What does this have to do with media? It turns out that deficiencies in interoception may make your body image more vulnerable to other, external visual influences! In one study, it was found that women with anorexia, having lower body awareness, are more easily fooled into the rubber hand illusion. The researcher on this study, Manos Tsakiris of Royal Holloway, University of London, thinks this implies that media images will have an exaggerated effect on those with little internal awareness.  Additionally, those with poor awareness of their internal state also seem to be easily swayed by the opinions of others. Cultivating greater interoceptive awareness could not only improve body image, it seems, but it could strengthen a fragile sense of self and self-worth.

And, as it might have been expected, numerous studies have found that mindfulness-based cognitive-behavior therapy has attenuated symptoms of disordered eating and body dysmorphic disorder, leading to an enhanced quality of life. Other studies have investigated the practice of yogasana – various forms of hatha-yoga, including vinyasa-flow – and found that as long as practitioners are reminded to focus attention on their breath and the various bodily sensations produced by the practice (basically, Mindfulness Yoga), the practice of yogasana does indeed get people more in tune with their body and their experience of the body. I would suspect that those forms of yogasana practice where students are exhorted to “push” or “ignore the pain,” might actually feed into the pathology by diminishing self-awareness of bodily sensation.

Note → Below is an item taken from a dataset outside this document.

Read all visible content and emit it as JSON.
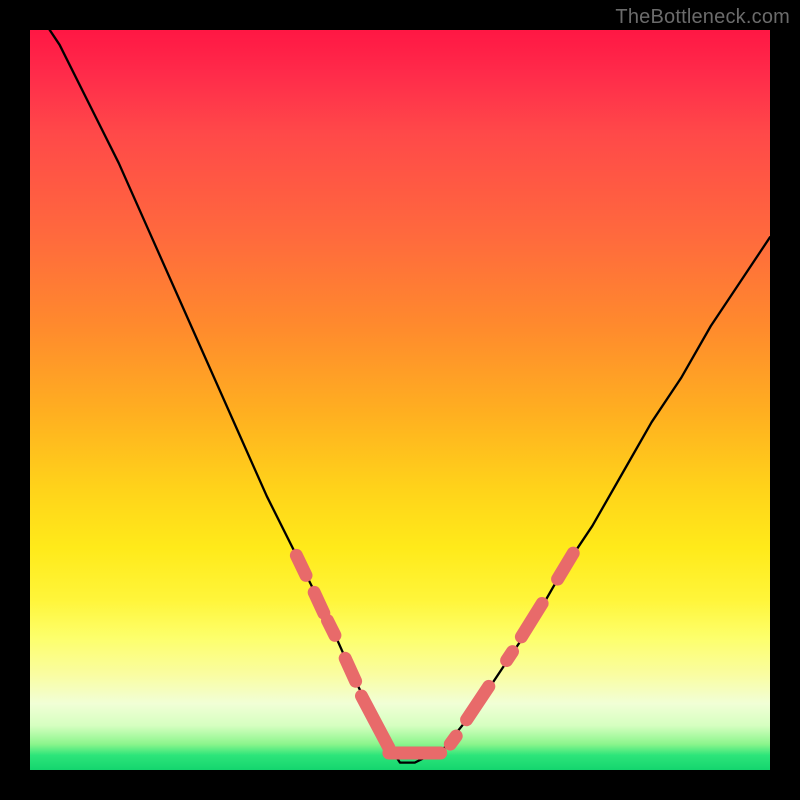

One study, working with adolescent girls suffering disordered eating, found that they were so out of touch with their body that they had great difficulty balancing on one foot. Through mindfulness practice integrated into their asana practice, they were able to find their balance easily in only eight weeks, while showing great improvement in all areas of eating disorder psychopathology.

It is helpful to remember that in the buddhist tradition of practice, the first two of the four foundations of mindfulness are the body and feelings. When practicing with the body, the main focus is the breath, and once focus is developed, mindful attention is expanded to include the whole body, it’s posture and movements, while paying attention to how the breath affects the body and how the body affects the breath. The second foundation, feelings, refers not to the emotions, but rather to the actual sensations experienced in, on and throughout the body – as well as the tone whether pleasant, unpleasant or neutral.

As a new yoga teacher, back in the mid-90s, one of the first awakenings I had was regarding just how out of touch so many of us are with our body! With the advent of the internet, i-phones, i-pads and other technologies, I believe it’s only gotten worse! It now seems to me that many folk live from their eyebrows up! One of the most healing things we can do as yoga teachers and practitioners is to simply become more familiar with the felt experience of the body, and to help foster a safe, open and free space for our students to come home to their body, just as it is, here…now.

Further Reading:
This blog piece is a distillation of the article:
Inside the Wrong Body. C. Arnold in Scientific American Mind, Vol. 23, Number 2, May/June 2012

Just a Heartbeat Away from One’s Body: Interoceptive Sensitivity Predicts Malleability of Body-Representations. M. Tsakiris, A. Tajadura-Jimenez and M. Constantini in Proceedings of the Royal Society B, Vol. 278, pages 2470 – 2476; August 22, 2011

Functional Neuroimaging in Early-Onset Anorexia Nervosa. B. Lask et al. in International Journal of Eating Disorders, Vol. 37, S49 – S51; 2005. Discussion on pages S87 – S89.